7 Questions to Answer Before Designing a Food Menu
The menu is one of the most important parts of any food establishment. Restaurant menu design is not as simple as it seems. The right approach to food menu design can do wonders for the brand and its profits.
Are you planning to create a new menu or redesigning the menu for your establishment? In any of these cases, there are 7 questions that you must answer before you start designing- and these are what we will talk about next.
What is your target audience?
How well do you know your existing and/or target customers? If you could not define and answer this within seconds, then you need to pause and work on this before going to the next steps.
Your target audience will help you learn about what your menu should be like and what the rest of your F&B marketing strategy must be.
Every other professional that you hire for F&B branding, be it food photographers in Singapore or an affordable graphic designer– they all will need to know what type of audience you have in mind so that they can provide you results suited to them.
Does your menu consider the prevalence of new styles of eating, diets, and food allergies?
People are becoming increasingly conscious of what they eat, and they expect their dietary preferences to be respected when they go out to eat.
Being aware of and incorporating these changes to your menu can do a lot in getting you more customers. Incorporate variants of dishes like gluten-free, vegan, free of meat, etc. in your menu if feasible.
Do include information about ingredients like nuts, seafood, etc. that people may be allergic to. Being sensitive to these factors helps in creating a welcoming experience for your customers.
Ensure that your customers are informed about any possible allergens on the menu.
Does the menu highlight your restaurant’s signature dishes or culinary style?
What sets your restaurant’s food apart from the competition? What are the signature dishes? Both these things must be prominently highlighted in the menu. Your customers should be able to order things that would make them switch from the competition to your establishment.
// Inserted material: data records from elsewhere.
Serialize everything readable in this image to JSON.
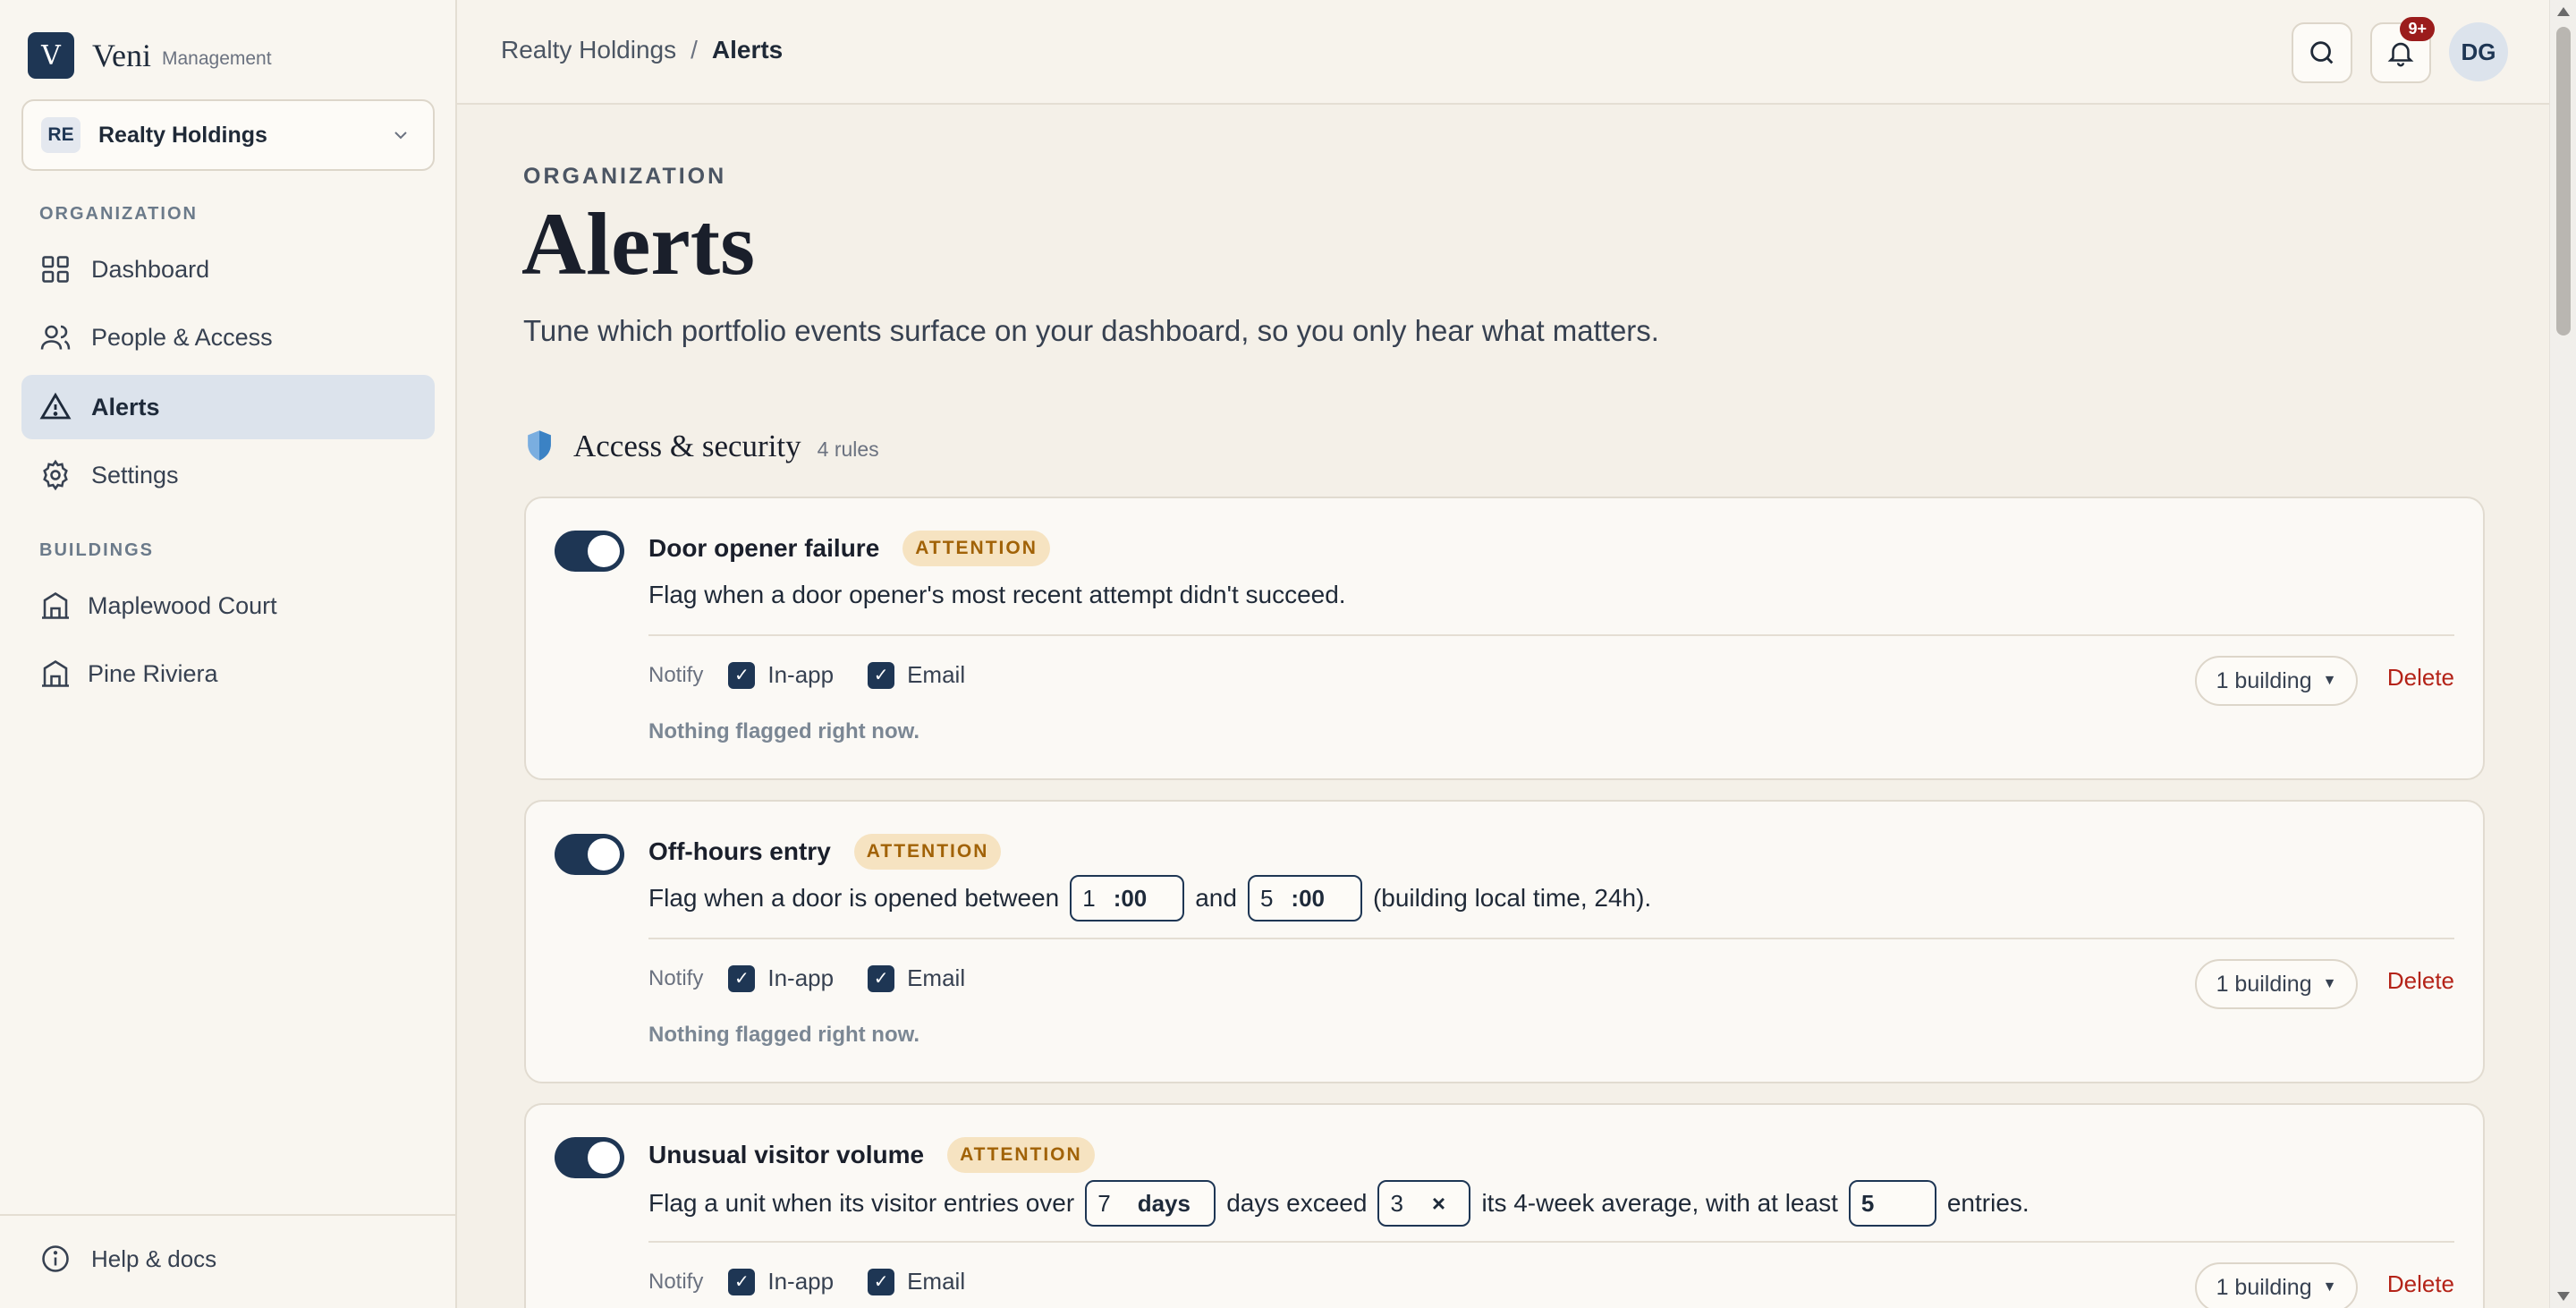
{
  "brand": {
    "logo_letter": "V",
    "name": "Veni",
    "subtitle": "Management"
  },
  "org_selector": {
    "badge": "RE",
    "name": "Realty Holdings"
  },
  "sidebar": {
    "org_heading": "ORGANIZATION",
    "nav": [
      {
        "label": "Dashboard",
        "icon": "grid-icon"
      },
      {
        "label": "People & Access",
        "icon": "users-icon"
      },
      {
        "label": "Alerts",
        "icon": "alert-triangle-icon",
        "active": true
      },
      {
        "label": "Settings",
        "icon": "gear-icon"
      }
    ],
    "buildings_heading": "BUILDINGS",
    "buildings": [
      {
        "label": "Maplewood Court",
        "icon": "building-icon"
      },
      {
        "label": "Pine Riviera",
        "icon": "building-icon"
      }
    ],
    "help": "Help & docs"
  },
  "topbar": {
    "breadcrumb": [
      "Realty Holdings",
      "Alerts"
    ],
    "separator": "/",
    "notification_badge": "9+",
    "avatar": "DG"
  },
  "page": {
    "eyebrow": "ORGANIZATION",
    "title": "Alerts",
    "description": "Tune which portfolio events surface on your dashboard, so you only hear what matters."
  },
  "section": {
    "title": "Access & security",
    "count": "4 rules",
    "icon_color": "#3b82c4"
  },
  "common": {
    "notify_label": "Notify",
    "in_app": "In-app",
    "email": "Email",
    "building_select": "1 building",
    "delete": "Delete",
    "nothing_flagged": "Nothing flagged right now.",
    "check_glyph": "✓"
  },
  "rules": [
    {
      "title": "Door opener failure",
      "tag": "ATTENTION",
      "enabled": true,
      "description": "Flag when a door opener's most recent attempt didn't succeed."
    },
    {
      "title": "Off-hours entry",
      "tag": "ATTENTION",
      "enabled": true,
      "desc_prefix": "Flag when a door is opened between",
      "start_hour": "1",
      "time_suffix": ":00",
      "desc_and": "and",
      "end_hour": "5",
      "desc_suffix": "(building local time, 24h)."
    },
    {
      "title": "Unusual visitor volume",
      "tag": "ATTENTION",
      "enabled": true,
      "desc_prefix": "Flag a unit when its visitor entries over",
      "days": "7",
      "days_suffix": "days",
      "desc_mid": "days exceed",
      "multiplier": "3",
      "multiplier_suffix": "×",
      "desc_mid2": "its 4-week average, with at least",
      "min_entries": "5",
      "desc_suffix": "entries."
    }
  ],
  "colors": {
    "accent": "#1e3654",
    "attention_bg": "#f6e3c1",
    "attention_text": "#a16207",
    "danger": "#b42318"
  }
}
Does the menu design take into account the ambiance and the lighting conditions?
For instance, if your restaurant has dim lighting or a darker ambiance for fine-dining, does your menu’s creative graphic designer ensure that it is easy to read and does not strain your customer’s eyes? Ensure that your menu is easy to read and pleasing based on the setting and lighting at your restaurant.
What type of design techniques has been used to point customers towards certain dishes? Have these techniques or tricks been overused?
There are many ‘techniques’ that are used to drive customers towards certain items. Setting a decoy item, which is a higher-priced item that makes others look affordable, is a common technique.
Design elements like placing high-profit items at certain places in the menu, flow of different categories, etc. are also helpful. However- ensure that you do not overuse these techniques.
The menu must have subtle indicators towards items that you want your customers to order, not a bag of tricks that will not have any effect at all.
Have you finalized the items, descriptions, ingredients, and the cost?
You need all 4 things in place before you start working on a restaurant menu design. What items would be served, their descriptions for the menu, the ingredients to be used in them, and the menu cost of each item?
The menu cost is not the selling price of the dish- it is the total cost of all ingredients used in making the dish (excluding any labor costs of preparation and serving).
What is your plan for updating prices?
Updating a menu can be an expensive and tedious affair if you modify prices frequently. You need to have an idea of how frequently you would update the prices, what your strategy for updating the price would be and how would this price-change be rolled out.
If you will be changing pieces often, you may want to have a template that can be revised as needed. Do not cross out prices using a pen or marker. This looks unprofessional and is one of the worst things to do with such an important element of your restaurant.
Thus, once you have answers to all the 7 questions above, you can get working on the food menu design.
Answering these questions will help you in all other aspects as well- including food photography, overall marketing strategy, F&B branding, etc.
Once you have a clear idea and vision of what your restaurant will be and what sets it apart from the competition, you can proceed with menu design and all other important elements.
Keep these things in mind and you are sure to provide your guests with an unforgettable experience.